John-Paul Boyd has been preparing views of the child reports for use in family law disputes being resolved through litigation and mediation since 2007, and was instrumental in establishing the BC Hear the Child Society. These reports are commonly used to explore children’s thoughts about their parents’ separation, how they feel about the conflict between their parents and their opinion of their parenting arrangements. Sometimes these reports are used to address specific questions, about the extracurricular activities the child prefers, about a minor or temporary change to the child’s parenting schedule or about a letter, email or text the child has written. Views of the child reports give parents, mediators, arbitrators and judges valuable information about children’s wishes and preferences.
The views of the child reports available from John-Paul Boyd Arbitration Chambers are non-evaluative, meaning that they merely report what the child has said and agreed John-Paul may communicate. They do not editorialize or offer an opinion about the child’s views, or about the extent to which the views expressed by the child match the child’s actual wishes and preferences. They can be prepared inexpensively and quickly, often within a day or two depending on timing and John-Paul’s availability.

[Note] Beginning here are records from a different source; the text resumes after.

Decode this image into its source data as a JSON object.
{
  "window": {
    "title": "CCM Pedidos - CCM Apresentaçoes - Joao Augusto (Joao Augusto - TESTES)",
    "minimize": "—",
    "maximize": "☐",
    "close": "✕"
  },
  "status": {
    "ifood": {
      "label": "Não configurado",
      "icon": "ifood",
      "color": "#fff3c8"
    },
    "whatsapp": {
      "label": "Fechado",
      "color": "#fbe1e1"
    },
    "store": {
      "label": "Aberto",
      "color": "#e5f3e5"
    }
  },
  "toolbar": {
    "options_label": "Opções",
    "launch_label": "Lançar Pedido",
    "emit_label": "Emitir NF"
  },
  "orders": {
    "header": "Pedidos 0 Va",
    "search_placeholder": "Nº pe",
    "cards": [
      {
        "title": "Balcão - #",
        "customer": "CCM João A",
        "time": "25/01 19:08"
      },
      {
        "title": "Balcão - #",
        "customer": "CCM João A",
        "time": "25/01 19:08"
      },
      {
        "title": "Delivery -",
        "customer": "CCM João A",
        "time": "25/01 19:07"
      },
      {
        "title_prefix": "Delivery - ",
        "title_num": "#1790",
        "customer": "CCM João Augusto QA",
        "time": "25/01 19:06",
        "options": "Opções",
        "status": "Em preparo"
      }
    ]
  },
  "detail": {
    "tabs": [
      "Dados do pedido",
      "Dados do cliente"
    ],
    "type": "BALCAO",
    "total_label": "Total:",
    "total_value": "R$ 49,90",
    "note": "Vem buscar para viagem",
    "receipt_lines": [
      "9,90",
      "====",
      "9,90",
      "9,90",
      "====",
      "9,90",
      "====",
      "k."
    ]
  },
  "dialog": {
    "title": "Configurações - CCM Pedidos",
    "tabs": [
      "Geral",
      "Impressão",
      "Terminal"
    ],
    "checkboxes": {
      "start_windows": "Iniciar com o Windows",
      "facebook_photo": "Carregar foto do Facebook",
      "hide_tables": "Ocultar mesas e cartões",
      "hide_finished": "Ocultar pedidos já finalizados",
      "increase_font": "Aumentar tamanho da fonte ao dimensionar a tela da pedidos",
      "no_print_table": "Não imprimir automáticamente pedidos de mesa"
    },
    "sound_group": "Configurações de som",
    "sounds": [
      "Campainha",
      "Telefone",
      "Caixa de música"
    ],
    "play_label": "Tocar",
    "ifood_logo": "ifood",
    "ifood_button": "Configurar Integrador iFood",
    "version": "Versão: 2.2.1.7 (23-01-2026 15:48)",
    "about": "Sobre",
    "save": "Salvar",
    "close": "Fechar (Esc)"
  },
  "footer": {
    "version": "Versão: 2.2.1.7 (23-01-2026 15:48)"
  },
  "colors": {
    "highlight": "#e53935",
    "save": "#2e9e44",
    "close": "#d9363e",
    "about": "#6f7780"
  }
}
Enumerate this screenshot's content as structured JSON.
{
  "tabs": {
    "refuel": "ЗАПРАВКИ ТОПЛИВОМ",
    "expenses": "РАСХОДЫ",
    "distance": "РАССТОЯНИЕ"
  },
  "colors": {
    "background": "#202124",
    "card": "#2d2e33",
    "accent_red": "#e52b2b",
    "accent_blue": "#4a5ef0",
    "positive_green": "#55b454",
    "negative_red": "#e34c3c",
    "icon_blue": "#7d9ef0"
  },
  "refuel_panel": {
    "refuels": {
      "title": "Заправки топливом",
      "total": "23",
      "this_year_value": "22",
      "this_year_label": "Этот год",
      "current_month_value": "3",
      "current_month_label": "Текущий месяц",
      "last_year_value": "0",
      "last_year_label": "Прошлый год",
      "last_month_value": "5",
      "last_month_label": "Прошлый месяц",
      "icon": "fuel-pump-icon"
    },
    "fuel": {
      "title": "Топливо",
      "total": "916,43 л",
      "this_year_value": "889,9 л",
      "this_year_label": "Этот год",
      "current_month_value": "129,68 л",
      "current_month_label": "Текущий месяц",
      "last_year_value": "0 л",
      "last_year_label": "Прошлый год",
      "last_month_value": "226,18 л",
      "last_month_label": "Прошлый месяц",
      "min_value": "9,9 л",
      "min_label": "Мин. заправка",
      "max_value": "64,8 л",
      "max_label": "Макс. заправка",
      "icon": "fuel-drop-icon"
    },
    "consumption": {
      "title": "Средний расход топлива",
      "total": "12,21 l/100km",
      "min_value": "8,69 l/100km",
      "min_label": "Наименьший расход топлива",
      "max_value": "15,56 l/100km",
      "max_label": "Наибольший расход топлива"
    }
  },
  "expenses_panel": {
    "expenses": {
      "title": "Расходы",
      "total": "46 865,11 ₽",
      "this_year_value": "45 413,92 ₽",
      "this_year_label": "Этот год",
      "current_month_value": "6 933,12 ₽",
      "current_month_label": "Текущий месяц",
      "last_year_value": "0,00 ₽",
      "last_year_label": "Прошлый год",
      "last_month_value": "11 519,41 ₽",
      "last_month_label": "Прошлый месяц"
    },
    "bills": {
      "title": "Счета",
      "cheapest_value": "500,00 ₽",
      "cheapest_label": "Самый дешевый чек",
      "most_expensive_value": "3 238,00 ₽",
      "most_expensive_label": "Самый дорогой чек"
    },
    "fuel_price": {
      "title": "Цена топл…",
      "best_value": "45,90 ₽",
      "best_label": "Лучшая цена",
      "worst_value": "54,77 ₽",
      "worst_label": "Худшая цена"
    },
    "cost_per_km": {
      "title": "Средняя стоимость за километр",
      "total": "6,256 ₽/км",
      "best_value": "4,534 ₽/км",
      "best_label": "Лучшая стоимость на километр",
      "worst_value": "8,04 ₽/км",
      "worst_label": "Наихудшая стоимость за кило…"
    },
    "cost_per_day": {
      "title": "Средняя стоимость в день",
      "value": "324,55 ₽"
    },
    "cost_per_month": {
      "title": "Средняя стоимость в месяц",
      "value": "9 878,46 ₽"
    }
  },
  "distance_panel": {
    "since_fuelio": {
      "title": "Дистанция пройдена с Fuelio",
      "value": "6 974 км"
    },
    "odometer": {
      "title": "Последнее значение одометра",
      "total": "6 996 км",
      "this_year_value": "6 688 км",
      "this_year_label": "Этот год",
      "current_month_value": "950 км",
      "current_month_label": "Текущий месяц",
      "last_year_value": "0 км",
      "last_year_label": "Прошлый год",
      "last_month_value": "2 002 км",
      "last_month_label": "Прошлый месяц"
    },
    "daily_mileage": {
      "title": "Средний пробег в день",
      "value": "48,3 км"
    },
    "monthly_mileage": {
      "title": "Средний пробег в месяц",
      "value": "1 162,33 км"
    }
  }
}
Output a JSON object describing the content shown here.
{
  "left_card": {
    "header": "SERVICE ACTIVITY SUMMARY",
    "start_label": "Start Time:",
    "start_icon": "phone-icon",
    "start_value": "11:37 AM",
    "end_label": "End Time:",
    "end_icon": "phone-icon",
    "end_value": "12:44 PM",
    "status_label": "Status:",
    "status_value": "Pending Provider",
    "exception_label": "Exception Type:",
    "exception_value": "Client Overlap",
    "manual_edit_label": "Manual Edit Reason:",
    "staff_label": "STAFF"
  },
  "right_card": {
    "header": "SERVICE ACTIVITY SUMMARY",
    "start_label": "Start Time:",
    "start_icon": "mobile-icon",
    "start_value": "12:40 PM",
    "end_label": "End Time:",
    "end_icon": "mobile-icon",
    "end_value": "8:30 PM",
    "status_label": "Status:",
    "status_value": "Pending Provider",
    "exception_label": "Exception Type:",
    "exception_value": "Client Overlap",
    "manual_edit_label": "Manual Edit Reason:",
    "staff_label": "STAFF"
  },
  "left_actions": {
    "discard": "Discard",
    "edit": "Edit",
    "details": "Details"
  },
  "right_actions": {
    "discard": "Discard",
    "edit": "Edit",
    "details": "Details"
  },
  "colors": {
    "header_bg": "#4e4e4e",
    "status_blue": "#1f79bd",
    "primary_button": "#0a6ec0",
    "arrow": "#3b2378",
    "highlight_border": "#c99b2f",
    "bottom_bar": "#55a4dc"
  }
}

Where an evaluative report is required, meaning a report in which the writer assesses and provides an opinion on the child’s views, a mental health professional such as a psychologist or social worker must be hired.
Views of the child reports prepared by John-Paul Boyd have been cited by the Provincial Court, Supreme Court and Court of Appeal of British Columbia.
The use of children’s affidavits in legal disputes is something that should be avoided whenever possible. However, circumstances can arise when these affidavits are necessary. Children’s affidavits should not be drafted by the lawyers for any of the parties involved in a family law dispute, or by lawyers working with those lawyers. In order to avoid any impression of influence, children’s affidavits should be prepared by an independent, neutral lawyer with no affiliation to either party.
The lawyer preparing the affidavit must work with the child to ensure that: the affidavit accurately reflects the child’s experiences and recollections; the child appreciates the present and future implications of signing an affidavit to be used in a legal dispute; and, the child understands the difference between telling the truth and telling a half-truth or an outright lie.
John-Paul Boyd is skilled at communicating with children and young people, establishing rapport and helping them tell their stories in a way with which they are comfortable.
Children’s independent legal advice
Children aged 12 and older may need legal advice when they are being asked to consent to something, like an adoption, a change of name or the appointment of a guardian. The consent of children younger than 12 generally isn’t required.
Although the need to obtain the child’s consent sounds like it’s just a matter of asking the child to say yes or no to something, a number of court decisions have pointed out that what the child must provide is his or her informed consent. “Informed consent” means that the child needs to get legal advice from an independent lawyer about the meaning and effect of the decision he or she is being asked to make. Informed consent helps to ensure that: the child understands the consequences of giving or withholding agreement; and, the child is making up his or her own mind on the matter.
John-Paul Boyd is able to express complicated legal ideas in ways that children and young people easily understand. He will prepare an affidavit for use in court and administrative proceedings stating the information communicated to the child, explaining the child’s apparent understanding of that information and summarizing the child’s decision.